> **EXERCISE MATERIALS**:

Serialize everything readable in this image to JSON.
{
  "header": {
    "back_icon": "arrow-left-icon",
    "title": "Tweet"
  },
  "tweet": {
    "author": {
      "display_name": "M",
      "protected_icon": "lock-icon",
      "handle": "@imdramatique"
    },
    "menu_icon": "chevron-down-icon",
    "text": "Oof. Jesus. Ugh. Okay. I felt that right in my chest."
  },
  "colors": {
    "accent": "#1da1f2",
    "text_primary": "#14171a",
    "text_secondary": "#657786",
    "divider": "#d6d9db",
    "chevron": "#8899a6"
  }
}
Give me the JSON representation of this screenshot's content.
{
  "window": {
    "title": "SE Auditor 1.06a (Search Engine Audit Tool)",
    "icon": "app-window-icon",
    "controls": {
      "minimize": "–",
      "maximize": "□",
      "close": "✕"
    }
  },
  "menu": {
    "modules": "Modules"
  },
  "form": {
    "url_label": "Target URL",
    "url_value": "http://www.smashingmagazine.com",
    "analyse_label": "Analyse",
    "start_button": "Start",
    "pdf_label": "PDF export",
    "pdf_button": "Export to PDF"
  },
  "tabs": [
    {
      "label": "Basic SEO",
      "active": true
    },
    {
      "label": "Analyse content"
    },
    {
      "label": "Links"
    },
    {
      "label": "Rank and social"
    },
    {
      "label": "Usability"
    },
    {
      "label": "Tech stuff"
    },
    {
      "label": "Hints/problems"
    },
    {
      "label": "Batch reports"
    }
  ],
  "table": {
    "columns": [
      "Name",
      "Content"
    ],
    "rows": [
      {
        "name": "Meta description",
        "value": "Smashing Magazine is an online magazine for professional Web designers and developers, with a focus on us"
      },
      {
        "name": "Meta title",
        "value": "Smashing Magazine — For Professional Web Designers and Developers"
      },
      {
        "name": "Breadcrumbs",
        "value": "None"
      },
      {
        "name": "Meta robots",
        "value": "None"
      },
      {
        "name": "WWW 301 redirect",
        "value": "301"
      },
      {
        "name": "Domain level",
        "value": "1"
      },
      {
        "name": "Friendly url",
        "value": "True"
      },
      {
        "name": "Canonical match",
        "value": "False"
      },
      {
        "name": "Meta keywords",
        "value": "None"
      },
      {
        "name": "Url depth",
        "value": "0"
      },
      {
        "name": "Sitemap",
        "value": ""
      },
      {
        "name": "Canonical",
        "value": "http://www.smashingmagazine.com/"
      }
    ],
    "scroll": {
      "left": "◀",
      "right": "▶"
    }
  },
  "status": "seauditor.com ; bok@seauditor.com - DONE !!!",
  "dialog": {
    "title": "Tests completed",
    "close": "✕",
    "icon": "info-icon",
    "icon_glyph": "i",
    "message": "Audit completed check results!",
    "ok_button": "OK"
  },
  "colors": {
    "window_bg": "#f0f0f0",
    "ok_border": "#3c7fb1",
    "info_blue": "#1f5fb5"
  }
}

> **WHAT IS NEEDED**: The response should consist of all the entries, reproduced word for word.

> **RESULT FOR THIS TASK**:
Serialize everything readable in this image to JSON.
{
  "header": {
    "back_icon": "arrow-left-icon",
    "title": "Tweet"
  },
  "tweet": {
    "author": {
      "display_name": "M",
      "protected_icon": "lock-icon",
      "handle": "@imdramatique"
    },
    "menu_icon": "chevron-down-icon",
    "text": "Oof. Jesus. Ugh. Okay. I felt that right in my chest."
  },
  "colors": {
    "accent": "#1da1f2",
    "text_primary": "#14171a",
    "text_secondary": "#657786",
    "divider": "#d6d9db",
    "chevron": "#8899a6"
  }
}
Give me the JSON representation of this screenshot's content.
{
  "window": {
    "title": "SE Auditor 1.06a (Search Engine Audit Tool)",
    "icon": "app-window-icon",
    "controls": {
      "minimize": "–",
      "maximize": "□",
      "close": "✕"
    }
  },
  "menu": {
    "modules": "Modules"
  },
  "form": {
    "url_label": "Target URL",
    "url_value": "http://www.smashingmagazine.com",
    "analyse_label": "Analyse",
    "start_button": "Start",
    "pdf_label": "PDF export",
    "pdf_button": "Export to PDF"
  },
  "tabs": [
    {
      "label": "Basic SEO",
      "active": true
    },
    {
      "label": "Analyse content"
    },
    {
      "label": "Links"
    },
    {
      "label": "Rank and social"
    },
    {
      "label": "Usability"
    },
    {
      "label": "Tech stuff"
    },
    {
      "label": "Hints/problems"
    },
    {
      "label": "Batch reports"
    }
  ],
  "table": {
    "columns": [
      "Name",
      "Content"
    ],
    "rows": [
      {
        "name": "Meta description",
        "value": "Smashing Magazine is an online magazine for professional Web designers and developers, with a focus on us"
      },
      {
        "name": "Meta title",
        "value": "Smashing Magazine — For Professional Web Designers and Developers"
      },
      {
        "name": "Breadcrumbs",
        "value": "None"
      },
      {
        "name": "Meta robots",
        "value": "None"
      },
      {
        "name": "WWW 301 redirect",
        "value": "301"
      },
      {
        "name": "Domain level",
        "value": "1"
      },
      {
        "name": "Friendly url",
        "value": "True"
      },
      {
        "name": "Canonical match",
        "value": "False"
      },
      {
        "name": "Meta keywords",
        "value": "None"
      },
      {
        "name": "Url depth",
        "value": "0"
      },
      {
        "name": "Sitemap",
        "value": ""
      },
      {
        "name": "Canonical",
        "value": "http://www.smashingmagazine.com/"
      }
    ],
    "scroll": {
      "left": "◀",
      "right": "▶"
    }
  },
  "status": "seauditor.com ; bok@seauditor.com - DONE !!!",
  "dialog": {
    "title": "Tests completed",
    "close": "✕",
    "icon": "info-icon",
    "icon_glyph": "i",
    "message": "Audit completed check results!",
    "ok_button": "OK"
  },
  "colors": {
    "window_bg": "#f0f0f0",
    "ok_border": "#3c7fb1",
    "info_blue": "#1f5fb5"
  }
}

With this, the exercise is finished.